Catholic Higher Education and First Generation Students

In 2012, the Georgetown University Center on Education and the U.S. Department of Education found that almost a third of current undergraduates are considered first-generation college students. Driven by their faith-based mission, ACCU member institutions have developed a breadth of resources for first-generation students, as well as the administration, faculty, and staff who work with them.

In the Summer 2015 issue of Update, ACCU featured several success stories of Catholic colleges and universities’ service towards their first-generation and low-income students. ACCU also has dedicated a webpage to share information on serving first-generation students. Here are a few examples of programs ACCU members have instituted:

  • St. Mary’s College (CA) offers a High Potential Sphere of Success program, a federally funded TRIO Student Support Services Program, which is designed to cultivate the success of first-generation and low-income students through leadership development, peer mentoring, and financial support.
  • Silver Lake College of the Holy Family (WI) has adopted the Work College model, where all incoming residential freshman or transfer students will be required to work ten hours per week in a field related to their coursework, in exchange for $2,800 tuition credit per year.
  • Notre Dame de Namur University (CA) supports its first-generation students through a Bill Hannon Foundation grant for their Gen 1 program, which provides financial and academic support, as well as mentoring.

Read more examples on the ACCU website.

What does your college or university do to support first generation and low income students? Let us know! 

University of Notre Dame Breaks the Chains of Predatory Lending

Have you ever wondered what happens when an individual takes a payday loan? Typically, payday lenders  issue an individual a loan with a large interest rate payable on the borrower’s payday. If the borrower cannot repay the loan, the lender collects interest and fees and changes the repayment date of the loan to the following payday.  Since the average borrower rolls a loan for four months, the loan often more than doubles in price due to high interest rates and fees. According to University of Notre Dame, this structure costs South Bend, Indiana’s poor $3.5 million in interest fees in a given year. Given their knowledge about this injustice, some Notre Dame students have created an alternative.

In a recently published article, Notre Dame highlights the Jubilee Initiative for Financial Inclusion (JIFFI), a student run initiative with the mission to “create an alternative to the predatory lending industry in South Bend.”  Since its inception in February 2012, JIFFI has provided a total of twenty-nine loans and hopes to provide 20 more this year.

In the article, Lisa McDaniel, the group’s first client, says, “‘JIFFI deserves a big thank you from the community. […] It’s fantastic if they help others as much as they’ve helped me.'” Read the full article to learn more about JIFFI.

How does your campus work towards economic justice?  Let us know!

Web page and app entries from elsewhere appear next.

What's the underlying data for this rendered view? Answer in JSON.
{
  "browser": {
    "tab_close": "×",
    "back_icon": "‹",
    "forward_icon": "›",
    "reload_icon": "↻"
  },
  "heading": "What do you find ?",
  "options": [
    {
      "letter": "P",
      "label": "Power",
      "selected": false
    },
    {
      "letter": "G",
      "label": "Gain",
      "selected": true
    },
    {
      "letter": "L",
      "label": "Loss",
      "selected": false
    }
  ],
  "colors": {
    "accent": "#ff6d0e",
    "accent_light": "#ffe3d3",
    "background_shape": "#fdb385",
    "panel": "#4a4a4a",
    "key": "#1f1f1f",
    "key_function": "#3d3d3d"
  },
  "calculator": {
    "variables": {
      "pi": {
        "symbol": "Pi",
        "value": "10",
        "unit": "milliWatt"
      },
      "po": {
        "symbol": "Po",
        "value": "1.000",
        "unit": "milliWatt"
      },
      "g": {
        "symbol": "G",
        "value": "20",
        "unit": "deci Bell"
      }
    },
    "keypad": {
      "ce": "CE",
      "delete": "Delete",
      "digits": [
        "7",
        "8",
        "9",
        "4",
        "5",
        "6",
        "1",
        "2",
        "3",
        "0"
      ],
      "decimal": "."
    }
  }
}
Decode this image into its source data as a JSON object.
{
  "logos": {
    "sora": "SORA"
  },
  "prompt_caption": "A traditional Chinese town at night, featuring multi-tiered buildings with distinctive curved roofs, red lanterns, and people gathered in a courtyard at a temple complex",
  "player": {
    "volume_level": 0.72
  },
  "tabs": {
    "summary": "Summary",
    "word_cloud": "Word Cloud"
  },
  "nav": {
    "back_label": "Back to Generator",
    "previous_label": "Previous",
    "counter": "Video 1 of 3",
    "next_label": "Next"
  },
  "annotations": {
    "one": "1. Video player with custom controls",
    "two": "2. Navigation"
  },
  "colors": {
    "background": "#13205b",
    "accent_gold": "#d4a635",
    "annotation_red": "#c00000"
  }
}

2015 Social Venture Boot Camp with CCUSA

The Social Venture Boot Camp, offered through Catholic Charities USA’s (CCUSA) partnership with the University of Notre Dame, is an opportunity for CCUSA members to strengthen their social enterprise efforts and face the pressing challenges associated with financial sustainability head-on. Economic justice is a critical issue, and social venture is an innovative method to help address the root causes of poverty.

Boot camp participants will be paired up with business mentors, as well as upper-level undergraduate and/or graduate students, as available, in a workshop environment to research and analyze the existing or proposed product or service and work through a business plan that the social venture program can then use to help guide future growth.

Applications for the 2015 Social Venture Boot Camp are due no later than Monday, April 6, and acceptance will be confirmed by the first week of May. Preparation work will be necessary and will be due by Monday, June 15. If you have any questions about the Boot Camp or how your group can put forth a competitive application, please contact Maria Gonzales.

How does your campus engage with Fair Trade?

ACCU has created “Fair Trade and Catholic Higher Education”, highlighting how ACCU member institutions have engaged with the fair trade movement. To download the document, and view additional Fair Trade resources, please visit our website.

Did you know that students at Fordham University run their own Fair Trade business? View the website here, and let us know how your campus engages with Fair Trade!

View CCHD & ACCU Partnership Success!

Xavier University, a member college at ACCU, has been working with the CCHD-funded project Community Blend. See the video below to get a glimpse into the coffeeshop and the lives of the workers there, or follow this link to see how it all started!

Does your university partner with a CCHD-funded organization? Let ACCU know the great work you are doing!

Farmworker coalition unveils Fair Food label

The Florida farmworkers Coalition of Immokalee Workers, a CCHD funded group that has worked with ACCU member colleges before, has announced that their new FairFood program label is now in use. When you see this label in stores you’ll know that the tomatoes are from farms that ensure the basic human rights of the women and men in the fields.

These rights include safe working conditions free of sexual violence and forced labor, and that the workers on those farms are receiving the Fair Food “Penny per Pound” bonus.

Learn more about the Fair Food program by reading this article.